Aim of the exercise –
Whenever a line in the records below contains "pkill", pick it out.

Task inputs –
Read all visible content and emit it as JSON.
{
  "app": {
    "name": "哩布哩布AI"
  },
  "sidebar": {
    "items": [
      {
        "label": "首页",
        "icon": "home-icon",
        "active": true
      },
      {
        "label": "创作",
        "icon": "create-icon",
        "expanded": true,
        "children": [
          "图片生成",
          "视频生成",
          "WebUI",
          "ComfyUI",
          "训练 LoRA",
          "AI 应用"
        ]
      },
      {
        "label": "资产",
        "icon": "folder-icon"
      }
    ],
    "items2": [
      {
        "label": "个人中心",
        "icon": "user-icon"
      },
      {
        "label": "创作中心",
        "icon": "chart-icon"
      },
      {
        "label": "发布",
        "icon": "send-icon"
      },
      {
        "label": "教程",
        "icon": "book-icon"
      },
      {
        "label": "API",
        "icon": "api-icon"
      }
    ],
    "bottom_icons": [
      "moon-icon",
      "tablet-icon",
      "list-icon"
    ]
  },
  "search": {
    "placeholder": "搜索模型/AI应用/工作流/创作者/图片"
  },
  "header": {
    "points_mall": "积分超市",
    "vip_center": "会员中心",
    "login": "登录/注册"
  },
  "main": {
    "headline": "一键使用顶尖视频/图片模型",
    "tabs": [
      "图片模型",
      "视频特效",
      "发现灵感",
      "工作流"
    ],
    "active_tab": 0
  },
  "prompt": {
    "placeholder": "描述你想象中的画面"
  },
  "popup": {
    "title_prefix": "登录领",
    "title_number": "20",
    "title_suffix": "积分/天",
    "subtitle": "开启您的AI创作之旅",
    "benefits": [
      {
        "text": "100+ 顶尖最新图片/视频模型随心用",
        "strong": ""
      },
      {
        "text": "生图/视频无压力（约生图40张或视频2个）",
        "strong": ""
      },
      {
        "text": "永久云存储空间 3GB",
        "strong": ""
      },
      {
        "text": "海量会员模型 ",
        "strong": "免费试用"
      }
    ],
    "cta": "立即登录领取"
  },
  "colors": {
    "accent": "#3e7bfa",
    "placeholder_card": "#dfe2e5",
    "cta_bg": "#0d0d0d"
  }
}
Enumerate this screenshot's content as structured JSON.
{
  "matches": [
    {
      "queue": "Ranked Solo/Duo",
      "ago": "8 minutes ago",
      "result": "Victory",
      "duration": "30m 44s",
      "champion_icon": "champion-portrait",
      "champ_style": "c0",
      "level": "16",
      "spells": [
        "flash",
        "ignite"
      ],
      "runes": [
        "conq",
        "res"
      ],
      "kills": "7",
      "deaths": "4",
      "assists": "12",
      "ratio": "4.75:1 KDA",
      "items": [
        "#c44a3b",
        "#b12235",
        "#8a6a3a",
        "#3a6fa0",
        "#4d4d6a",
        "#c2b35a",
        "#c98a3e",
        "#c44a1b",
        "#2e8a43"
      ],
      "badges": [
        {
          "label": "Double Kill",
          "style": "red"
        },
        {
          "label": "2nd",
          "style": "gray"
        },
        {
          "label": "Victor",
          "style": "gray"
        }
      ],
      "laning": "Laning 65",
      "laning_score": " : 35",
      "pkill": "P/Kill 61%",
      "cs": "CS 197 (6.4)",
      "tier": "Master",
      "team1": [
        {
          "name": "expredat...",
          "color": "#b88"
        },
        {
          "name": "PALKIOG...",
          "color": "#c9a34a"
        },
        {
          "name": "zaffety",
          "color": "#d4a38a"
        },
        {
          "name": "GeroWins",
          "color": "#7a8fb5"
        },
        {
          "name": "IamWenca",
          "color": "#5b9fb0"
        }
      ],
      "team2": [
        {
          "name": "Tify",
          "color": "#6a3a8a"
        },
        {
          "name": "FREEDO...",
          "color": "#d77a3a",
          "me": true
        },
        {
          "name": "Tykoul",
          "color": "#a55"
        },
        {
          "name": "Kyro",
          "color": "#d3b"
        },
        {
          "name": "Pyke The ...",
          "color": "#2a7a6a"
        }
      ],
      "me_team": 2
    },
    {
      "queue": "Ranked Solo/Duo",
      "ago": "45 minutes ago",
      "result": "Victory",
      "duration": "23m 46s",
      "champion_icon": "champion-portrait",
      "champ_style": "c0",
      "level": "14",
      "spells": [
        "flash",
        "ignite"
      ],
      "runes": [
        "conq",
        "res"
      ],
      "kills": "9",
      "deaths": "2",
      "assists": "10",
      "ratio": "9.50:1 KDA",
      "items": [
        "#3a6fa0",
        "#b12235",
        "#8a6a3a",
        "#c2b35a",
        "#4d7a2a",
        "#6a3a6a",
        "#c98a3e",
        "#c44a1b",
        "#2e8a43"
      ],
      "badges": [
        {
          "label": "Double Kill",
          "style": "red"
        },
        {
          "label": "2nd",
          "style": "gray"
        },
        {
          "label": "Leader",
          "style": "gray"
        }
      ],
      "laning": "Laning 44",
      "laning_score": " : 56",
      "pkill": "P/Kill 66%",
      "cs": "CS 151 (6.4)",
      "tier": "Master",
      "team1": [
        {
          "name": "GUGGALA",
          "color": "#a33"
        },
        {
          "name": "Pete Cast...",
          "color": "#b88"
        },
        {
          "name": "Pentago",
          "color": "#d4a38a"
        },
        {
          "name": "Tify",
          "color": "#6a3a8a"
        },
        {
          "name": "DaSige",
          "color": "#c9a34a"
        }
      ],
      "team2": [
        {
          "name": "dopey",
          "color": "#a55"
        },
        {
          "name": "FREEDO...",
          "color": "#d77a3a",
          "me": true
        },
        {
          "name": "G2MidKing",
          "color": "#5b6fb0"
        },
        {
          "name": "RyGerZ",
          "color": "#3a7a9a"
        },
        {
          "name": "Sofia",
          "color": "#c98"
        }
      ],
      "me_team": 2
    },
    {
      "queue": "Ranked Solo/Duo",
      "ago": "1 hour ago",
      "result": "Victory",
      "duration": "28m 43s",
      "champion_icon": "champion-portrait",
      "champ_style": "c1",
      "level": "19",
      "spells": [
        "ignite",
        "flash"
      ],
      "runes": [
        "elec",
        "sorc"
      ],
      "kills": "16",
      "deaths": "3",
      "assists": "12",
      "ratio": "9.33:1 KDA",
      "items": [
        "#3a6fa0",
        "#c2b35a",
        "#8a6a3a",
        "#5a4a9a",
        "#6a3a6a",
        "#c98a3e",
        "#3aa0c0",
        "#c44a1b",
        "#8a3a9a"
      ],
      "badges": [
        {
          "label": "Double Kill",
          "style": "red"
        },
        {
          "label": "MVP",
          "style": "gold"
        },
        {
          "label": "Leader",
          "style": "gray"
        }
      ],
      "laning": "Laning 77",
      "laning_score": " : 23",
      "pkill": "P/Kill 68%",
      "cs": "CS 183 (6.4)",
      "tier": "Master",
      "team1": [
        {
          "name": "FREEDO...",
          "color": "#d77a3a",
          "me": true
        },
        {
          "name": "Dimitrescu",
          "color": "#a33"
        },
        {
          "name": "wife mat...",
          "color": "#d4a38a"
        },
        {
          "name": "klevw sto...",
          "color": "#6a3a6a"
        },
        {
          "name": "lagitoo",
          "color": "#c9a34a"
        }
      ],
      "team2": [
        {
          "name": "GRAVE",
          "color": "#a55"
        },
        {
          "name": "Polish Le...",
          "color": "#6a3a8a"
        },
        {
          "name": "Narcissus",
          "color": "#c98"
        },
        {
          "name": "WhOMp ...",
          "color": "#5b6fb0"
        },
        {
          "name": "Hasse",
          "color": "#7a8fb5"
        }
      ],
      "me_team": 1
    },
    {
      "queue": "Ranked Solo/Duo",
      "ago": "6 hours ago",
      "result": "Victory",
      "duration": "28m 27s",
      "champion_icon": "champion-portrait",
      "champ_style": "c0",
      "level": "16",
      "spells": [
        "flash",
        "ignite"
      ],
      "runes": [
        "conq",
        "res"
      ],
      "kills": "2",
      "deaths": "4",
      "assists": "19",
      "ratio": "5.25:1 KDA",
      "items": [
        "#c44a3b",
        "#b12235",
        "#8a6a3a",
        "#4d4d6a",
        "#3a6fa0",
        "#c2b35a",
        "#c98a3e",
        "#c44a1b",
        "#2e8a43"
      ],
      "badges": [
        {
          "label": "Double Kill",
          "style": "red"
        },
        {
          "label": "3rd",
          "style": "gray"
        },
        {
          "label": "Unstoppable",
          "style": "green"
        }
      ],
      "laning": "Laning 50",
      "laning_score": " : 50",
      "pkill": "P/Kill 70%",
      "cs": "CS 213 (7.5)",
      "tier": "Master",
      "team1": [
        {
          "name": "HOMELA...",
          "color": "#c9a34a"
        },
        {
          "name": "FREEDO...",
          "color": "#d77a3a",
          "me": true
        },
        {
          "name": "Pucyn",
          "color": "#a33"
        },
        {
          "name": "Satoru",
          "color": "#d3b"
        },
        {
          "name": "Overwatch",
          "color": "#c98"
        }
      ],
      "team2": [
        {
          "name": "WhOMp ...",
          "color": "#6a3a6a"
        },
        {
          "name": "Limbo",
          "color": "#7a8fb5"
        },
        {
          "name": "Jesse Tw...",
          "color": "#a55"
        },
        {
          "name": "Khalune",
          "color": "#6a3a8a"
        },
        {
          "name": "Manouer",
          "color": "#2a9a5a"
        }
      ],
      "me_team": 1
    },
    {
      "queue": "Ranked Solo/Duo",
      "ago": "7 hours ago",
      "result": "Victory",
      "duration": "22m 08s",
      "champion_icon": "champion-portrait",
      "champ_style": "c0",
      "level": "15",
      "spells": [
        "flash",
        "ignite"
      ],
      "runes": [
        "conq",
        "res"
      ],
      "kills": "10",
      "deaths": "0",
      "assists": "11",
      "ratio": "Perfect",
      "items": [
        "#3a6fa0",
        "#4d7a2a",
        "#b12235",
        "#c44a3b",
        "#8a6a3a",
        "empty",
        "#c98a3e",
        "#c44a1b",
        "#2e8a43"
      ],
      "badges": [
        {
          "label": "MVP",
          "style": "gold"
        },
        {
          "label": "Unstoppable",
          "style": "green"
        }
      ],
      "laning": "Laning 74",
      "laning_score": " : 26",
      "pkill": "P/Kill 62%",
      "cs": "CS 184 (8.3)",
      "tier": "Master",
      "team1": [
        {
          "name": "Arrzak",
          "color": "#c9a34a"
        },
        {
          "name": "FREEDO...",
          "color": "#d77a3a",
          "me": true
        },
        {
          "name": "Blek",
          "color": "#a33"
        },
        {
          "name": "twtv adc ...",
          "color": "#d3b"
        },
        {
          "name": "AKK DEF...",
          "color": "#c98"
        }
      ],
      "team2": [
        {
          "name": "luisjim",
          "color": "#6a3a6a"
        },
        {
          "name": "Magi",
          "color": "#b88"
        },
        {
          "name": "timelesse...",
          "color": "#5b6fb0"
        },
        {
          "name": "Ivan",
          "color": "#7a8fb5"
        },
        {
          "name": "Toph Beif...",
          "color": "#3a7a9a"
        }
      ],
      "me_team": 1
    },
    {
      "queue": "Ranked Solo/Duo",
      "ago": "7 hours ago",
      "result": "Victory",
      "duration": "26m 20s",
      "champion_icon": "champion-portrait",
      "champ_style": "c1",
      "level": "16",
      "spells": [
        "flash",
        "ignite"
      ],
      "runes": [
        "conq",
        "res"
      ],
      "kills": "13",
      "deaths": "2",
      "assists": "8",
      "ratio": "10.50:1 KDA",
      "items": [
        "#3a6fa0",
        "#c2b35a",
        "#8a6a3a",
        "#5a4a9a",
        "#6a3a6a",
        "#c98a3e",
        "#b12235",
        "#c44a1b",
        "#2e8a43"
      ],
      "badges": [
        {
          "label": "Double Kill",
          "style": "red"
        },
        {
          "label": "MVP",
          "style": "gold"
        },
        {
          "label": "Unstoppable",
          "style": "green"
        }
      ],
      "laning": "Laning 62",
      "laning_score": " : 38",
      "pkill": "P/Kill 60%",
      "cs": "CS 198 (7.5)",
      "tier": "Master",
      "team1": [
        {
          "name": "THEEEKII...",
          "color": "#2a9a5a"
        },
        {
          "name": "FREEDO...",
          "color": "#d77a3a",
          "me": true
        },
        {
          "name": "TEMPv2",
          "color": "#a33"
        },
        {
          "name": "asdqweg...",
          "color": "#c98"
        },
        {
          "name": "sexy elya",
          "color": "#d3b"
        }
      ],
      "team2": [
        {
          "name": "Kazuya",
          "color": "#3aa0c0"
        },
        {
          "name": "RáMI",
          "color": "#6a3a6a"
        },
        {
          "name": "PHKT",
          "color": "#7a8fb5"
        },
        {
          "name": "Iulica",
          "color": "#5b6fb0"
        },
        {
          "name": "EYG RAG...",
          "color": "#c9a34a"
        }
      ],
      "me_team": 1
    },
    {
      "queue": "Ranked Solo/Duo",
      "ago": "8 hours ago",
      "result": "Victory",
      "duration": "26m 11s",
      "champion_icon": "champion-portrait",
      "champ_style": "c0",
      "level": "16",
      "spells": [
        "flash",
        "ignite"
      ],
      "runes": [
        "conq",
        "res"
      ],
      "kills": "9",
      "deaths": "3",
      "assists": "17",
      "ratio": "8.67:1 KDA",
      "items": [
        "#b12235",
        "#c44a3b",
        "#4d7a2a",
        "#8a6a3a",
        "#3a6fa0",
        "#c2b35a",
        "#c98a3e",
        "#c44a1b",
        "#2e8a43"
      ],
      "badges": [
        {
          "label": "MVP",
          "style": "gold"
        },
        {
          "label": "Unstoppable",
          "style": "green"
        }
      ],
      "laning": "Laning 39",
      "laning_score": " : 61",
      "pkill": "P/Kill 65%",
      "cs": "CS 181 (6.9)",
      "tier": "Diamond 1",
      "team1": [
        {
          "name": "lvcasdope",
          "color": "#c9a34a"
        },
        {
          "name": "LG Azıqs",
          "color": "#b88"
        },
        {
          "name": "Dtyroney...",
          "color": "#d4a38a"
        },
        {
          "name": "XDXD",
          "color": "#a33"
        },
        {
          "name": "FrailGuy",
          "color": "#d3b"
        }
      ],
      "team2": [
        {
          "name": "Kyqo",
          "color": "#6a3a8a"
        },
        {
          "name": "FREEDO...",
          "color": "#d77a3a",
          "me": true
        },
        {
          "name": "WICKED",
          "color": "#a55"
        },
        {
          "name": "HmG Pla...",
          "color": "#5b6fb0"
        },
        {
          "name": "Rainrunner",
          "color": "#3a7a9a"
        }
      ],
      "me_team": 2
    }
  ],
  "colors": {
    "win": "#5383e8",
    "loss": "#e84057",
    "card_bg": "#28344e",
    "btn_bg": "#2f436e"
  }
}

Written response –
      "pkill": "P/Kill 61%",
      "pkill": "P/Kill 66%",
      "pkill": "P/Kill 68%",
      "pkill": "P/Kill 70%",
      "pkill": "P/Kill 62%",
      "pkill": "P/Kill 60%",
      "pkill": "P/Kill 65%",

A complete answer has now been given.